Matt Shipman | EurekAlert!
Two decades of training students and experts in tracking infectious disease
27.11.2015 | Hochschule für Angewandte Wissenschaften Hamburg
Increased carbon dioxide enhances plankton growth, opposite of what was expected
27.11.2015 | Bigelow Laboratory for Ocean Sciences
Planet Earth experienced a global climate shift in the late 1980s on an unprecedented scale, fuelled by anthropogenic warming and a volcanic eruption, according to new research published this week.
Scientists say that a major step change, or ‘regime shift’, in the Earth’s biophysical systems, from the upper atmosphere to the depths of the ocean and from...
The Fraunhofer Institute for Solar Energy Systems ISE has installed 70 photovoltaic modules on the outer façade of one of its lab buildings. The modules were...
Nerve cells cover their high energy demand with glucose and lactate. Scientists of the University of Zurich now provide new support for this. They show for the first time in the intact mouse brain evidence for an exchange of lactate between different brain cells. With this study they were able to confirm a 20-year old hypothesis.
In comparison to other organs, the human brain has the highest energy requirements. The supply of energy for nerve cells and the particular role of lactic acid...
In laser material processing, the simulation of processes has made great strides over the past few years. Today, the software can predict relatively well what will happen on the workpiece. Unfortunately, it is also highly complex and requires a lot of computing time. Thanks to clever simplification, experts from Fraunhofer ILT are now able to offer the first-ever simulation software that calculates processes in real time and also runs on tablet computers and smartphones. The fast software enables users to do without expensive experiments and to find optimum process parameters even more effectively.
Before now, the reliable simulation of laser processes was a job for experts. Armed with sophisticated software packages and after many hours on computer...

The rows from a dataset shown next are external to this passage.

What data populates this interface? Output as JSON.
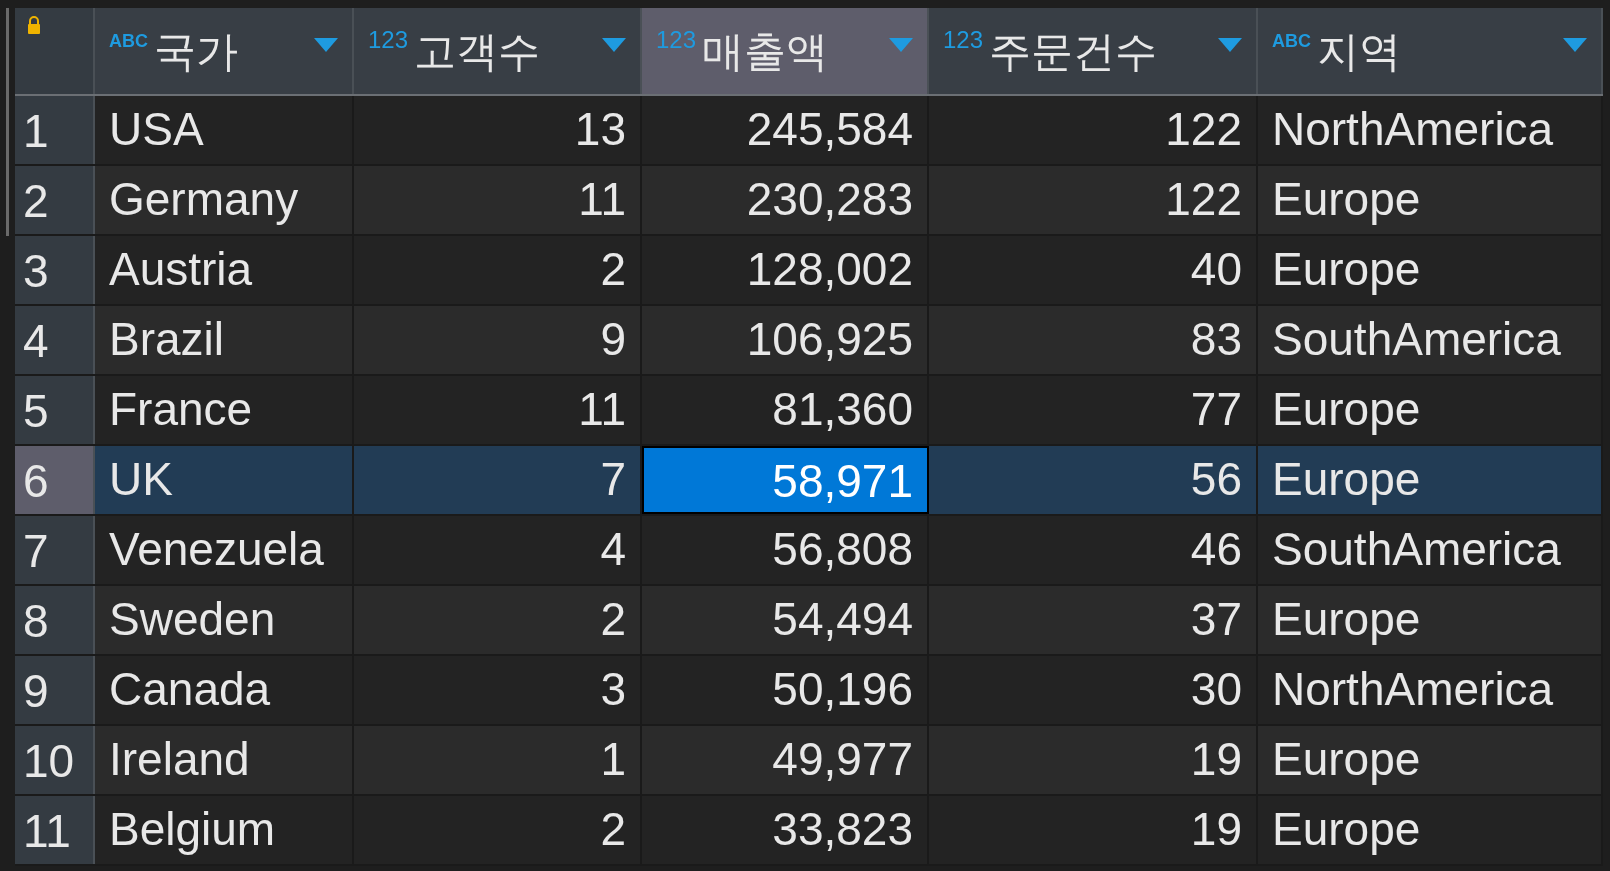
{
  "columns": [
    {
      "type_label": "ABC",
      "label": "국가",
      "kind": "text",
      "selected": false
    },
    {
      "type_label": "123",
      "label": "고객수",
      "kind": "number",
      "selected": false
    },
    {
      "type_label": "123",
      "label": "매출액",
      "kind": "number",
      "selected": true
    },
    {
      "type_label": "123",
      "label": "주문건수",
      "kind": "number",
      "selected": false
    },
    {
      "type_label": "ABC",
      "label": "지역",
      "kind": "text",
      "selected": false
    }
  ],
  "rows": [
    {
      "number": "1",
      "selected": false,
      "cells": [
        {
          "text": "USA",
          "selected": false
        },
        {
          "text": "13",
          "selected": false
        },
        {
          "text": "245,584",
          "selected": false
        },
        {
          "text": "122",
          "selected": false
        },
        {
          "text": "NorthAmerica",
          "selected": false
        }
      ]
    },
    {
      "number": "2",
      "selected": false,
      "cells": [
        {
          "text": "Germany",
          "selected": false
        },
        {
          "text": "11",
          "selected": false
        },
        {
          "text": "230,283",
          "selected": false
        },
        {
          "text": "122",
          "selected": false
        },
        {
          "text": "Europe",
          "selected": false
        }
      ]
    },
    {
      "number": "3",
      "selected": false,
      "cells": [
        {
          "text": "Austria",
          "selected": false
        },
        {
          "text": "2",
          "selected": false
        },
        {
          "text": "128,002",
          "selected": false
        },
        {
          "text": "40",
          "selected": false
        },
        {
          "text": "Europe",
          "selected": false
        }
      ]
    },
    {
      "number": "4",
      "selected": false,
      "cells": [
        {
          "text": "Brazil",
          "selected": false
        },
        {
          "text": "9",
          "selected": false
        },
        {
          "text": "106,925",
          "selected": false
        },
        {
          "text": "83",
          "selected": false
        },
        {
          "text": "SouthAmerica",
          "selected": false
        }
      ]
    },
    {
      "number": "5",
      "selected": false,
      "cells": [
        {
          "text": "France",
          "selected": false
        },
        {
          "text": "11",
          "selected": false
        },
        {
          "text": "81,360",
          "selected": false
        },
        {
          "text": "77",
          "selected": false
        },
        {
          "text": "Europe",
          "selected": false
        }
      ]
    },
    {
      "number": "6",
      "selected": true,
      "cells": [
        {
          "text": "UK",
          "selected": false
        },
        {
          "text": "7",
          "selected": false
        },
        {
          "text": "58,971",
          "selected": true
        },
        {
          "text": "56",
          "selected": false
        },
        {
          "text": "Europe",
          "selected": false
        }
      ]
    },
    {
      "number": "7",
      "selected": false,
      "cells": [
        {
          "text": "Venezuela",
          "selected": false
        },
        {
          "text": "4",
          "selected": false
        },
        {
          "text": "56,808",
          "selected": false
        },
        {
          "text": "46",
          "selected": false
        },
        {
          "text": "SouthAmerica",
          "selected": false
        }
      ]
    },
    {
      "number": "8",
      "selected": false,
      "cells": [
        {
          "text": "Sweden",
          "selected": false
        },
        {
          "text": "2",
          "selected": false
        },
        {
          "text": "54,494",
          "selected": false
        },
        {
          "text": "37",
          "selected": false
        },
        {
          "text": "Europe",
          "selected": false
        }
      ]
    },
    {
      "number": "9",
      "selected": false,
      "cells": [
        {
          "text": "Canada",
          "selected": false
        },
        {
          "text": "3",
          "selected": false
        },
        {
          "text": "50,196",
          "selected": false
        },
        {
          "text": "30",
          "selected": false
        },
        {
          "text": "NorthAmerica",
          "selected": false
        }
      ]
    },
    {
      "number": "10",
      "selected": false,
      "cells": [
        {
          "text": "Ireland",
          "selected": false
        },
        {
          "text": "1",
          "selected": false
        },
        {
          "text": "49,977",
          "selected": false
        },
        {
          "text": "19",
          "selected": false
        },
        {
          "text": "Europe",
          "selected": false
        }
      ]
    },
    {
      "number": "11",
      "selected": false,
      "cells": [
        {
          "text": "Belgium",
          "selected": false
        },
        {
          "text": "2",
          "selected": false
        },
        {
          "text": "33,823",
          "selected": false
        },
        {
          "text": "19",
          "selected": false
        },
        {
          "text": "Europe",
          "selected": false
        }
      ]
    }
  ]
}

Researchers at Heidelberg University have devised a new way to study the phenomenon of magnetism. Using ultracold atoms at near absolute zero, they prepared a...
25.11.2015 | Event News
17.11.2015 | Event News
21.10.2015 | Event News
27.11.2015 | Press release
27.11.2015 | Life Sciences
27.11.2015 | Materials Sciences